[Page and application data records]
□ □ □ □ □ □ □

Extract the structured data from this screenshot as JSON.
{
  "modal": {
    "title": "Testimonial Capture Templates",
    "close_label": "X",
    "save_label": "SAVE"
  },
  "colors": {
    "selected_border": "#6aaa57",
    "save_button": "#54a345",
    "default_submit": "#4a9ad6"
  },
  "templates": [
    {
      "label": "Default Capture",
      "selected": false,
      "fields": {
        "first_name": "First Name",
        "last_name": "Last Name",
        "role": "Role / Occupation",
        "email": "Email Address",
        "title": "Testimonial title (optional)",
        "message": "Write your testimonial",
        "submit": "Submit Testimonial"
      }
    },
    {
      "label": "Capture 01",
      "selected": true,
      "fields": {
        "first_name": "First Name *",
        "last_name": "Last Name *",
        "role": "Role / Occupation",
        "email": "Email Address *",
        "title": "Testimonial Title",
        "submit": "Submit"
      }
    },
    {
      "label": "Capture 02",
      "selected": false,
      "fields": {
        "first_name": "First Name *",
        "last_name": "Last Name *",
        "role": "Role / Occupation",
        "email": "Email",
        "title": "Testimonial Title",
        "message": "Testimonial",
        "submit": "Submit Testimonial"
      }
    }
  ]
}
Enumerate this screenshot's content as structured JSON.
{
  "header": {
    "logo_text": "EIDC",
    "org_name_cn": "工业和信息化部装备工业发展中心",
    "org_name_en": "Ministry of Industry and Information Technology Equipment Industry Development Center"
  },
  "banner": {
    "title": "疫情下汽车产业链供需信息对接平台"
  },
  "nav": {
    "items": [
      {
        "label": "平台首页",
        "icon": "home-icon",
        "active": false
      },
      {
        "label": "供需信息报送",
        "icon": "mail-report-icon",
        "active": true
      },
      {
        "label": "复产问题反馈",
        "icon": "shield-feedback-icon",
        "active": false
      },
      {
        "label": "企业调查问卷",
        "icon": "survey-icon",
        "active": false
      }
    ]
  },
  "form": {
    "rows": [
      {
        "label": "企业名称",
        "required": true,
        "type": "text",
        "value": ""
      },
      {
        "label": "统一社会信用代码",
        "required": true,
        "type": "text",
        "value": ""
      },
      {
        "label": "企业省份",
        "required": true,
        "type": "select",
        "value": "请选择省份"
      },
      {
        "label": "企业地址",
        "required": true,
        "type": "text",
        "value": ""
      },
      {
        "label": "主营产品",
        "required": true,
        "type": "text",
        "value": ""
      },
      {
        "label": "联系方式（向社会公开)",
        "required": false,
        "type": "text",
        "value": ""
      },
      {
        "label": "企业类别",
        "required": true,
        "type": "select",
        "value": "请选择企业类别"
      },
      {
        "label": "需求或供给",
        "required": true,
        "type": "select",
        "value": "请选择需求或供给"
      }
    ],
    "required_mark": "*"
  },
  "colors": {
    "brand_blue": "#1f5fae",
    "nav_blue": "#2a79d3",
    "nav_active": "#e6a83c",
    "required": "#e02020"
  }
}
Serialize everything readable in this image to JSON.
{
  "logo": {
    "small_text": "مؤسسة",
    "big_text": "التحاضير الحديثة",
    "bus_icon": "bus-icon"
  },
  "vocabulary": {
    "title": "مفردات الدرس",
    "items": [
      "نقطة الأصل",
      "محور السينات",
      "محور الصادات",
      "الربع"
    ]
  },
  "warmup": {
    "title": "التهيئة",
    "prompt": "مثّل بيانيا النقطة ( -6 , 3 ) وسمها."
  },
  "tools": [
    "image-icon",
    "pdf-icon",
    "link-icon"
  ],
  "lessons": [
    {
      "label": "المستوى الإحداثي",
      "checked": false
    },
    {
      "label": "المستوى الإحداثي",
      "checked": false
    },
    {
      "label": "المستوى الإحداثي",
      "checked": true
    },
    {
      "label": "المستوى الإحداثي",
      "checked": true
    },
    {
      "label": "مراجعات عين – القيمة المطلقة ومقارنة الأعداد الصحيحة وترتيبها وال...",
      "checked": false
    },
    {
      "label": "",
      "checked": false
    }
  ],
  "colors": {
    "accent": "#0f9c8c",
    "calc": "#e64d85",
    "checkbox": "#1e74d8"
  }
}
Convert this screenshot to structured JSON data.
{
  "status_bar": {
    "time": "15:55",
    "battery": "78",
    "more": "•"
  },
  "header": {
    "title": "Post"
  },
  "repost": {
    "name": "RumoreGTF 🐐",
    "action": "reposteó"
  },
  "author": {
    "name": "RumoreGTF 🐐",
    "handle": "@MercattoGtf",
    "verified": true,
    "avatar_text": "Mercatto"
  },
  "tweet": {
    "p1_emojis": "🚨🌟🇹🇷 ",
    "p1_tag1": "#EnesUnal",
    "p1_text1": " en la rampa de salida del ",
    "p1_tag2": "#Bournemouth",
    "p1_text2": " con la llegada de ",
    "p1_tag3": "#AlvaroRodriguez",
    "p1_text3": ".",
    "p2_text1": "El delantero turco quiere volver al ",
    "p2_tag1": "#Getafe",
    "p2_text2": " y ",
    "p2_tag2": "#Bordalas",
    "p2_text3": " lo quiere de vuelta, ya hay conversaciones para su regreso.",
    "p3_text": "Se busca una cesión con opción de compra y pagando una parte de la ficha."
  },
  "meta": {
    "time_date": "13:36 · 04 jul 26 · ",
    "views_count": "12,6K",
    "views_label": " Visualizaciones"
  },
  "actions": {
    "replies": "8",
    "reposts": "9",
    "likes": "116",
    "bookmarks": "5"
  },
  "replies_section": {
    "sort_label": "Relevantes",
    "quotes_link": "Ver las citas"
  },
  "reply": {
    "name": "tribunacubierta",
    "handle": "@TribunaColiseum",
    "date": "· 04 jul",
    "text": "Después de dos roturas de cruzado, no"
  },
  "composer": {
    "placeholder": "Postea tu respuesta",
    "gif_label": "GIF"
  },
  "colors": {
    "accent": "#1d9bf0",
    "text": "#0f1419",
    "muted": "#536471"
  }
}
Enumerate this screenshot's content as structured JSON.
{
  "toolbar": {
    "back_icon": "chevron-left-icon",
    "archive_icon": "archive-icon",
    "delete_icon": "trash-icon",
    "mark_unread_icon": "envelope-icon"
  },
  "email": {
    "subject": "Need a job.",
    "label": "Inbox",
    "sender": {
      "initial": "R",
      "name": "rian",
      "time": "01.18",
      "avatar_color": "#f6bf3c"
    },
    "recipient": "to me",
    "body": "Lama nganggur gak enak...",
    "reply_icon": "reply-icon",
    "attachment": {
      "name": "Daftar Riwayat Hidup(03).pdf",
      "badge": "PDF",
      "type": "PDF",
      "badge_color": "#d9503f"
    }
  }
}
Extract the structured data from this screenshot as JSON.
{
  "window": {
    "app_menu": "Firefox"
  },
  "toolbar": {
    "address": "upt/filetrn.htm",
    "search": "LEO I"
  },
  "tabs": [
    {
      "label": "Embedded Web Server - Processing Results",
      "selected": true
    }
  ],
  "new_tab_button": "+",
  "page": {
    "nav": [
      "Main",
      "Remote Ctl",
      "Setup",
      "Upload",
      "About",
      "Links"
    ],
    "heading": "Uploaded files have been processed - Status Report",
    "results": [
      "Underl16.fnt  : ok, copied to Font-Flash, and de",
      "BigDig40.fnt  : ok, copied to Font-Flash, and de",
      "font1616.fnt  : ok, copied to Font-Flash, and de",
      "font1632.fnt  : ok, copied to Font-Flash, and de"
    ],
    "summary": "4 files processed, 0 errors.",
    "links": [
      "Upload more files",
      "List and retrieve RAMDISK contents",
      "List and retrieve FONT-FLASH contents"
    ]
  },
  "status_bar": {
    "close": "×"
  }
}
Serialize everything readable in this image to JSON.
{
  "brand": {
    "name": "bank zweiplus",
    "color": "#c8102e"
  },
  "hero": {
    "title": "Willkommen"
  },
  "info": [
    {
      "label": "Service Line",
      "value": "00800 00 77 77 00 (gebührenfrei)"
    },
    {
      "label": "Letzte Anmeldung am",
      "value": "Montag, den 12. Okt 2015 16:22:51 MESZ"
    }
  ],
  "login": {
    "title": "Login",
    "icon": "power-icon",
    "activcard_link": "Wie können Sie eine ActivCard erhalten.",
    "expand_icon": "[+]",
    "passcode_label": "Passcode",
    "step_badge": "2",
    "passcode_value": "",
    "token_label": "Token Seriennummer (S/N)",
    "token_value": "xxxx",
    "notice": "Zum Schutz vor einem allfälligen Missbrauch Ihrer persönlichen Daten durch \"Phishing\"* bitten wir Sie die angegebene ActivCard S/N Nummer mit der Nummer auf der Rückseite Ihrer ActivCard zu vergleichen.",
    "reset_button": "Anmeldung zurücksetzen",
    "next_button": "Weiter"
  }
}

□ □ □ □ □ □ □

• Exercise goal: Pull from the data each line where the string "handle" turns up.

• Solution to this problem:
    "handle": "@MercattoGtf",
    "handle": "@TribunaColiseum",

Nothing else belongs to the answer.